Thousands of Americans each year suffer from a burn injury. It is estimated that 70 percent of such injuries occur in a person’s home, while the rest occur at the victim’s place of employment or in a motor vehicle accident. Most of these burn injuries are preventable and an increased awareness of fire safety as well as responsible monitoring can limit the number of these burns seen in the future.
While burn injuries and deaths have been slowly declining in the United States, there are still injuries that are commonly seen and need to be prevented.
What Are the Most Common Types of Burns?
Most burn injuries seen in emergency rooms and clinics across the country are due to flame or scalding accidents. These accidents are at increased risk when a home does not have the proper smoke detectors or when someone is under the influence of drugs or alcohol.
Some of the more commonly seen burn injuries include:
- Flames – It is estimated that 44 percent of all burn injuries occur from flames or fire. These include the improper use of indoor fire, complications while cooking, cigarette burns, and motor vehicles that ignite after impact. The smoke from these flames also poses a risk to victims because smoke can be more deadly than the fire itself.
- Scalds – About 33 percent of burn injuries happen from scalds. This is when hot liquid or steam comes into direct contact with the skin. These types of accidents typically occur during food preparation, but can also occur from faulty products, hot water heaters that are at too high of temperature or products that heat water. Children are at a higher risk for scalding injuries than adults.

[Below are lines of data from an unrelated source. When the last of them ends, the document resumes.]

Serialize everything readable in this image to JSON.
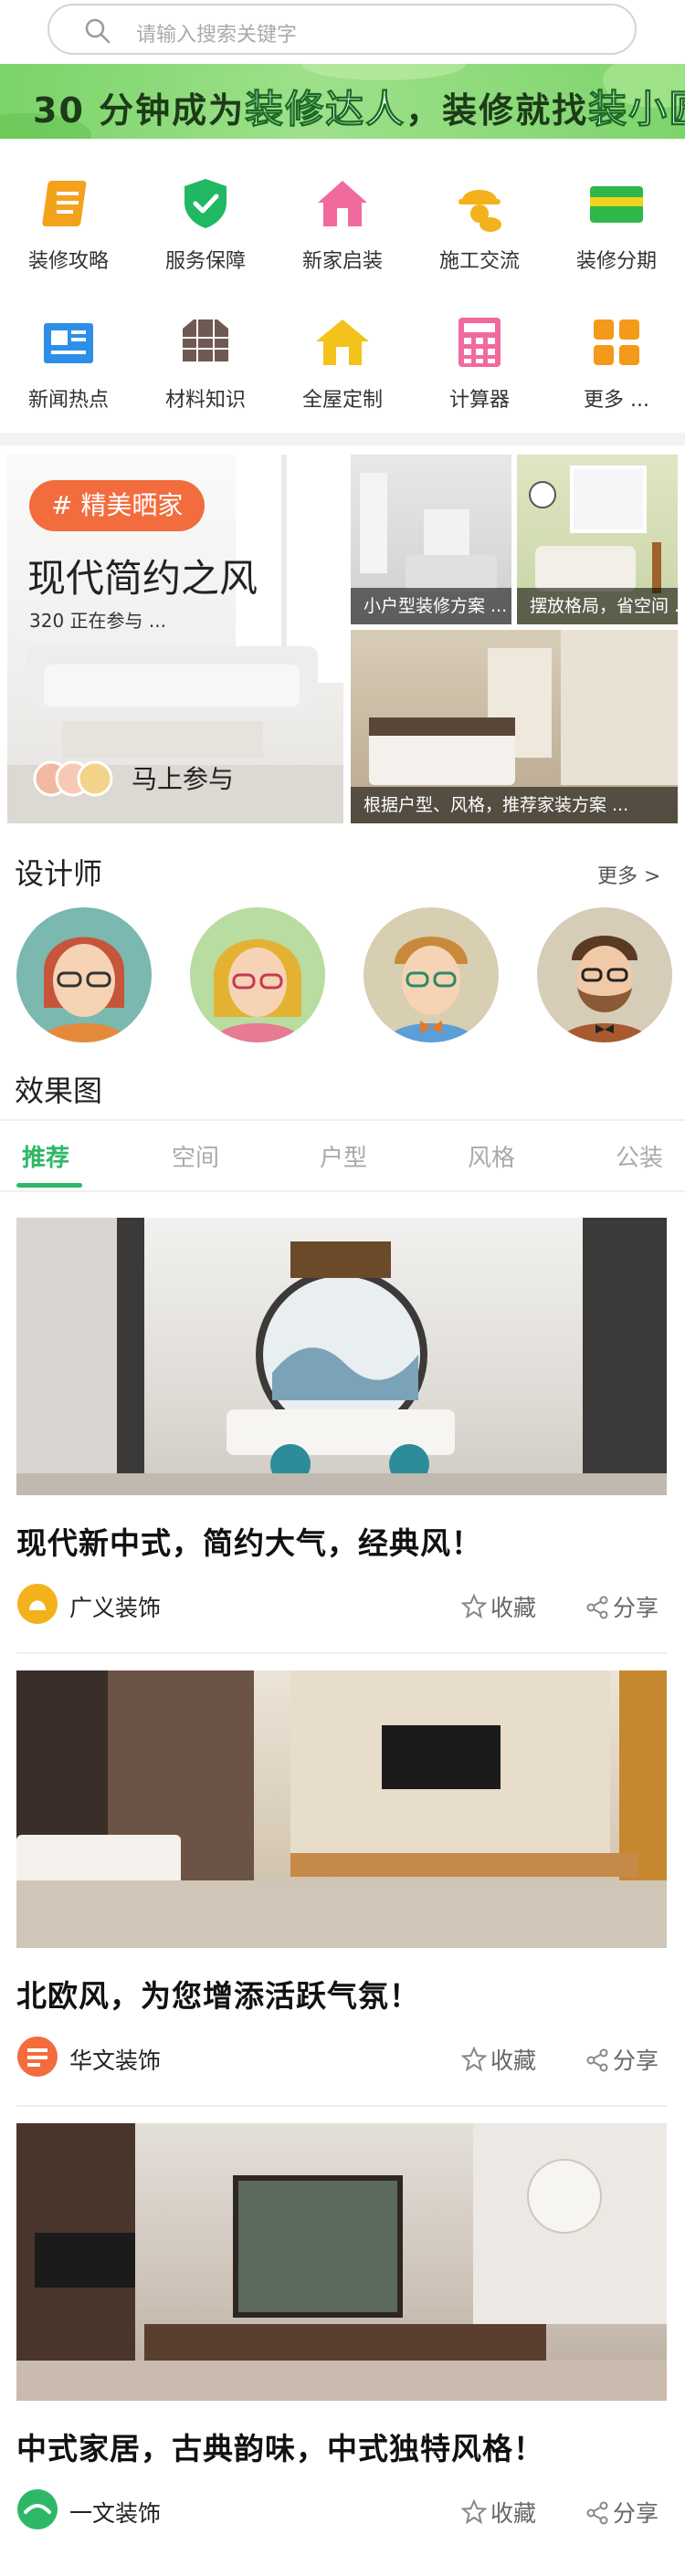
{
  "search": {
    "placeholder": "请输入搜索关键字"
  },
  "banner": {
    "pre": "30 分钟成为",
    "hl1": "装修达人",
    "mid": "，装修就找",
    "hl2": "装小匠",
    "post": "！"
  },
  "categories": [
    {
      "label": "装修攻略",
      "icon": "book-icon",
      "color": "#f3a21b"
    },
    {
      "label": "服务保障",
      "icon": "shield-check-icon",
      "color": "#21b864"
    },
    {
      "label": "新家启装",
      "icon": "house-icon",
      "color": "#f06a9e"
    },
    {
      "label": "施工交流",
      "icon": "worker-icon",
      "color": "#f3b21b"
    },
    {
      "label": "装修分期",
      "icon": "card-icon",
      "color": "#2eb84a"
    },
    {
      "label": "新闻热点",
      "icon": "news-icon",
      "color": "#2e8fe8"
    },
    {
      "label": "材料知识",
      "icon": "tiles-icon",
      "color": "#6e5a52"
    },
    {
      "label": "全屋定制",
      "icon": "home-icon",
      "color": "#f3c21b"
    },
    {
      "label": "计算器",
      "icon": "calculator-icon",
      "color": "#f06a9e"
    },
    {
      "label": "更多 ...",
      "icon": "grid-icon",
      "color": "#f39a1b"
    }
  ],
  "gallery": {
    "badge": "# 精美晒家",
    "title": "现代简约之风",
    "subtitle": "320 正在参与 ...",
    "join": "马上参与",
    "tiles": [
      {
        "caption": "小户型装修方案 ..."
      },
      {
        "caption": "摆放格局，省空间 ..."
      },
      {
        "caption": "根据户型、风格，推荐家装方案 ..."
      }
    ]
  },
  "designers": {
    "title": "设计师",
    "more": "更多 >"
  },
  "effects": {
    "title": "效果图",
    "tabs": [
      "推荐",
      "空间",
      "户型",
      "风格",
      "公装"
    ],
    "active_tab": 0,
    "accent": "#2eb866"
  },
  "feed": [
    {
      "title": "现代新中式，简约大气，经典风！",
      "company": "广义装饰",
      "logo_color": "#f3b21b",
      "fav": "收藏",
      "share": "分享"
    },
    {
      "title": "北欧风，为您增添活跃气氛！",
      "company": "华文装饰",
      "logo_color": "#f26c3d",
      "fav": "收藏",
      "share": "分享"
    },
    {
      "title": "中式家居，古典韵味，中式独特风格！",
      "company": "一文装饰",
      "logo_color": "#2eb866",
      "fav": "收藏",
      "share": "分享"
    }
  ]
}
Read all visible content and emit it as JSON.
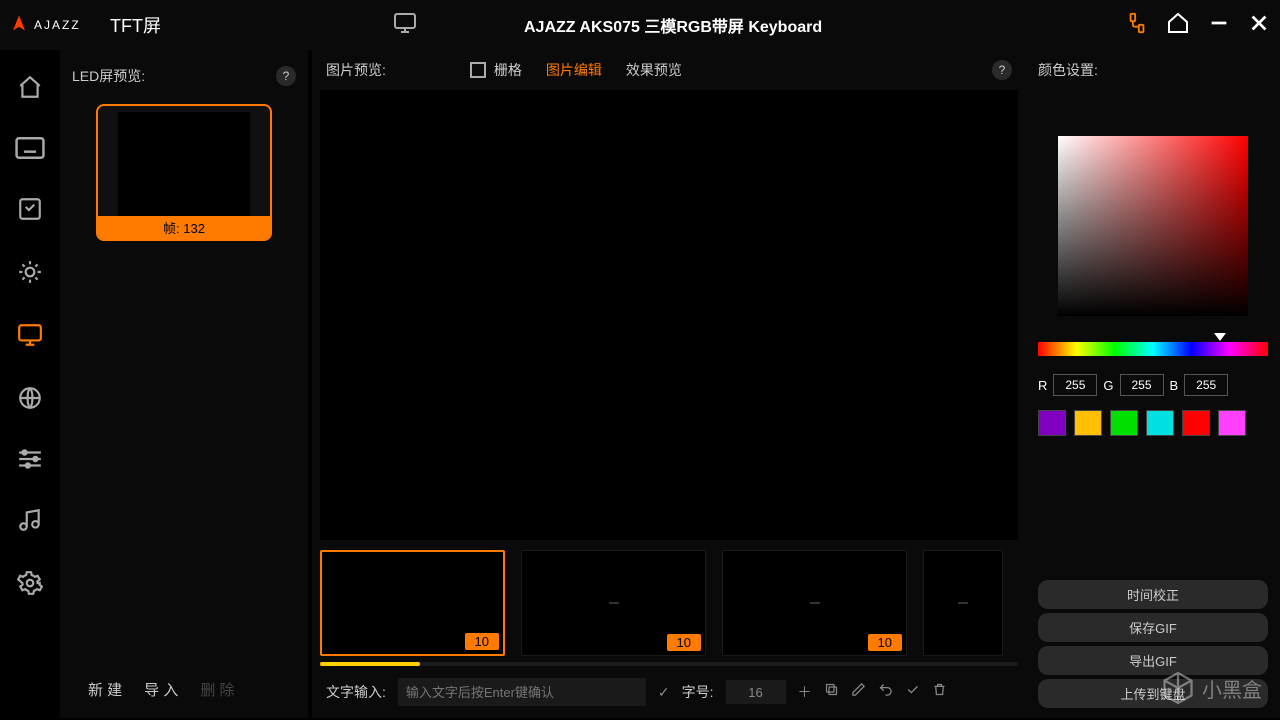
{
  "titlebar": {
    "brand": "AJAZZ",
    "section": "TFT屏",
    "app_title": "AJAZZ AKS075 三模RGB带屏 Keyboard"
  },
  "sidebar": {
    "items": [
      "home",
      "keyboard",
      "code",
      "brightness",
      "monitor",
      "globe",
      "equalizer",
      "music",
      "settings"
    ],
    "active_index": 4
  },
  "led_panel": {
    "title": "LED屏预览:",
    "frame_prefix": "帧: ",
    "frame_count": "132",
    "buttons": {
      "new": "新 建",
      "import": "导 入",
      "delete": "删 除"
    }
  },
  "editor": {
    "preview_label": "图片预览:",
    "grid_label": "栅格",
    "tab_edit": "图片编辑",
    "tab_effect": "效果预览"
  },
  "frames": {
    "durations": [
      "10",
      "10",
      "10"
    ]
  },
  "textbar": {
    "label": "文字输入:",
    "placeholder": "输入文字后按Enter键确认",
    "font_label": "字号:",
    "font_size": "16"
  },
  "color_panel": {
    "title": "颜色设置:",
    "r_label": "R",
    "g_label": "G",
    "b_label": "B",
    "r": "255",
    "g": "255",
    "b": "255",
    "swatches": [
      "#8000c0",
      "#ffc000",
      "#00e000",
      "#00e0e0",
      "#ff0000",
      "#ff40ff"
    ]
  },
  "actions": {
    "time_adjust": "时间校正",
    "save_gif": "保存GIF",
    "export_gif": "导出GIF",
    "upload": "上传到键盘"
  },
  "watermark": "小黑盒"
}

- Chemical and Electrical Burns – These are most commonly seen on the job, but can also occur at home or in public places. A chemical burn can occur when improper chemical concentrations are used or chemicals are inaccurately applied. Electrical burns can occur when working on live wires or when products have faulty wiring and cause electrocution.
When a Burn Becomes a Legal Matter
Sometimes burns are nothing more than accidents that happen at home. But, there are also times a burn injury can occur due to someone’s negligence or wrongdoing. For example, a manufacturer releases a product without proper testing only for that product to ignite and cause a fire in a home, burning the occupants.
The same occurs in car accidents where a vehicle ignites at impact. If someone has caused that accident or the vehicle’s natural default causes the vehicle to ignite, the victim of that crash and associated burn injuries could hold the individual liable for their injuries and losses.
Speak with an Attorney Regarding Your Burn Injury
If you or a loved one was injured by a burn or scalding injury, you may be entitled to compensation for those injuries. Contact the attorneys at Carey, Danis & Lowe today regarding your injury case by calling 877-678-3400 or by filling out an online contact form.